> **EXERCISE REQUIREMENTS**
Return all records exactly. Nothing may be added.

> **RECORDS FOR THE EXERCISE**
== == ==
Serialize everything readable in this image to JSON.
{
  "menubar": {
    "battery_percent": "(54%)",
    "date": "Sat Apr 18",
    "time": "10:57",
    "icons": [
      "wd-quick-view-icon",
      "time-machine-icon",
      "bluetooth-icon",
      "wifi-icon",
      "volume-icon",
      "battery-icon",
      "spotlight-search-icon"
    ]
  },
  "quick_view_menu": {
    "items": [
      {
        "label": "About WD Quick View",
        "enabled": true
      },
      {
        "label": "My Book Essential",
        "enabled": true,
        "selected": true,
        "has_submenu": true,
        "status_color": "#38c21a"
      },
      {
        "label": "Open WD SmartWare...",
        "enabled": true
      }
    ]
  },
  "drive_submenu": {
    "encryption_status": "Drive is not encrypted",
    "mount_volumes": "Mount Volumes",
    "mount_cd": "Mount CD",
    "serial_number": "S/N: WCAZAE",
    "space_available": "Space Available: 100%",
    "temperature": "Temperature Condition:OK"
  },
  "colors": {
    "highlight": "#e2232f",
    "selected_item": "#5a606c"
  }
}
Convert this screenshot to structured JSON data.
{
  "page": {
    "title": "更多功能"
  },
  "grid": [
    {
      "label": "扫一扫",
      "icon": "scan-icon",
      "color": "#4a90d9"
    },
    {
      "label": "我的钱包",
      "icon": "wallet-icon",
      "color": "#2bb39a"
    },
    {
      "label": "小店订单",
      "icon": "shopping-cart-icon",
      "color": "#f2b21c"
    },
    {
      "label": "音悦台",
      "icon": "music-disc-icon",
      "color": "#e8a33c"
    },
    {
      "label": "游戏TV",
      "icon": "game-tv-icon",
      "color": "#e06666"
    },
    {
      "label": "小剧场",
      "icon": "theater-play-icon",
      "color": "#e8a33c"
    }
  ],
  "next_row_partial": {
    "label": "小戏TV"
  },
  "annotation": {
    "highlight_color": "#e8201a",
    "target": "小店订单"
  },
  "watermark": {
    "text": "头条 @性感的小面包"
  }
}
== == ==
> **TASK ANSWER**
Serialize everything readable in this image to JSON.
{
  "menubar": {
    "battery_percent": "(54%)",
    "date": "Sat Apr 18",
    "time": "10:57",
    "icons": [
      "wd-quick-view-icon",
      "time-machine-icon",
      "bluetooth-icon",
      "wifi-icon",
      "volume-icon",
      "battery-icon",
      "spotlight-search-icon"
    ]
  },
  "quick_view_menu": {
    "items": [
      {
        "label": "About WD Quick View",
        "enabled": true
      },
      {
        "label": "My Book Essential",
        "enabled": true,
        "selected": true,
        "has_submenu": true,
        "status_color": "#38c21a"
      },
      {
        "label": "Open WD SmartWare...",
        "enabled": true
      }
    ]
  },
  "drive_submenu": {
    "encryption_status": "Drive is not encrypted",
    "mount_volumes": "Mount Volumes",
    "mount_cd": "Mount CD",
    "serial_number": "S/N: WCAZAE",
    "space_available": "Space Available: 100%",
    "temperature": "Temperature Condition:OK"
  },
  "colors": {
    "highlight": "#e2232f",
    "selected_item": "#5a606c"
  }
}
Convert this screenshot to structured JSON data.
{
  "page": {
    "title": "更多功能"
  },
  "grid": [
    {
      "label": "扫一扫",
      "icon": "scan-icon",
      "color": "#4a90d9"
    },
    {
      "label": "我的钱包",
      "icon": "wallet-icon",
      "color": "#2bb39a"
    },
    {
      "label": "小店订单",
      "icon": "shopping-cart-icon",
      "color": "#f2b21c"
    },
    {
      "label": "音悦台",
      "icon": "music-disc-icon",
      "color": "#e8a33c"
    },
    {
      "label": "游戏TV",
      "icon": "game-tv-icon",
      "color": "#e06666"
    },
    {
      "label": "小剧场",
      "icon": "theater-play-icon",
      "color": "#e8a33c"
    }
  ],
  "next_row_partial": {
    "label": "小戏TV"
  },
  "annotation": {
    "highlight_color": "#e8201a",
    "target": "小店订单"
  },
  "watermark": {
    "text": "头条 @性感的小面包"
  }
}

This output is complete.